> What you should do
Set down each entry exactly as it stands, without altering a single character.

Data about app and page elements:

════

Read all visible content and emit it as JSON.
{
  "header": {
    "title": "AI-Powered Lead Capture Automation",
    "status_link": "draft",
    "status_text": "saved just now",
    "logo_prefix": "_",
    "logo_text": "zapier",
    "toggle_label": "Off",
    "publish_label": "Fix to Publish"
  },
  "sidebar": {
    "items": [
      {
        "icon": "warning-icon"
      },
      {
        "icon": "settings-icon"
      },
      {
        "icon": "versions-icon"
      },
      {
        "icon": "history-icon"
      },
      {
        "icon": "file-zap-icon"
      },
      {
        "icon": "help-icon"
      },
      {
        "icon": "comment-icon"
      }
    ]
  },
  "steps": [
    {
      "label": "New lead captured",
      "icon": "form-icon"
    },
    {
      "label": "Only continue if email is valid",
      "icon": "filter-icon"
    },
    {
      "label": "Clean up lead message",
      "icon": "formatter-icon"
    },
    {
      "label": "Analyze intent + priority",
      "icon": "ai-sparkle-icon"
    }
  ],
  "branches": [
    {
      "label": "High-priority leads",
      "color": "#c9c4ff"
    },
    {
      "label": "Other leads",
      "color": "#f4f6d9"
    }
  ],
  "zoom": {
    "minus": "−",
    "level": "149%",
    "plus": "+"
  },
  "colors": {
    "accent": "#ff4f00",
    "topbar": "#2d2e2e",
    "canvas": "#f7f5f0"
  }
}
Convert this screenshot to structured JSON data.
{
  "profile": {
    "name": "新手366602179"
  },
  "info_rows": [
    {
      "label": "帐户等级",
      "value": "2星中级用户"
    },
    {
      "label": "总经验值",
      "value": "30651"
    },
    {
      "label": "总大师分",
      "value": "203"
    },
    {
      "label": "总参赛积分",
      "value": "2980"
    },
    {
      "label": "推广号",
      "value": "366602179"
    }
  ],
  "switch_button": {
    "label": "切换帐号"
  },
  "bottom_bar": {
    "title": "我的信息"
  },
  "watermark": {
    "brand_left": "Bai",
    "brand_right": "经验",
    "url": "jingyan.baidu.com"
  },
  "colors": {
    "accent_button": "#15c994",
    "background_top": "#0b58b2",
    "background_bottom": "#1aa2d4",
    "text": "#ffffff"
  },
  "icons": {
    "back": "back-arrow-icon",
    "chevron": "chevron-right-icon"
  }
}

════

> The answer
Read all visible content and emit it as JSON.
{
  "header": {
    "title": "AI-Powered Lead Capture Automation",
    "status_link": "draft",
    "status_text": "saved just now",
    "logo_prefix": "_",
    "logo_text": "zapier",
    "toggle_label": "Off",
    "publish_label": "Fix to Publish"
  },
  "sidebar": {
    "items": [
      {
        "icon": "warning-icon"
      },
      {
        "icon": "settings-icon"
      },
      {
        "icon": "versions-icon"
      },
      {
        "icon": "history-icon"
      },
      {
        "icon": "file-zap-icon"
      },
      {
        "icon": "help-icon"
      },
      {
        "icon": "comment-icon"
      }
    ]
  },
  "steps": [
    {
      "label": "New lead captured",
      "icon": "form-icon"
    },
    {
      "label": "Only continue if email is valid",
      "icon": "filter-icon"
    },
    {
      "label": "Clean up lead message",
      "icon": "formatter-icon"
    },
    {
      "label": "Analyze intent + priority",
      "icon": "ai-sparkle-icon"
    }
  ],
  "branches": [
    {
      "label": "High-priority leads",
      "color": "#c9c4ff"
    },
    {
      "label": "Other leads",
      "color": "#f4f6d9"
    }
  ],
  "zoom": {
    "minus": "−",
    "level": "149%",
    "plus": "+"
  },
  "colors": {
    "accent": "#ff4f00",
    "topbar": "#2d2e2e",
    "canvas": "#f7f5f0"
  }
}
Convert this screenshot to structured JSON data.
{
  "profile": {
    "name": "新手366602179"
  },
  "info_rows": [
    {
      "label": "帐户等级",
      "value": "2星中级用户"
    },
    {
      "label": "总经验值",
      "value": "30651"
    },
    {
      "label": "总大师分",
      "value": "203"
    },
    {
      "label": "总参赛积分",
      "value": "2980"
    },
    {
      "label": "推广号",
      "value": "366602179"
    }
  ],
  "switch_button": {
    "label": "切换帐号"
  },
  "bottom_bar": {
    "title": "我的信息"
  },
  "watermark": {
    "brand_left": "Bai",
    "brand_right": "经验",
    "url": "jingyan.baidu.com"
  },
  "colors": {
    "accent_button": "#15c994",
    "background_top": "#0b58b2",
    "background_bottom": "#1aa2d4",
    "text": "#ffffff"
  },
  "icons": {
    "back": "back-arrow-icon",
    "chevron": "chevron-right-icon"
  }
}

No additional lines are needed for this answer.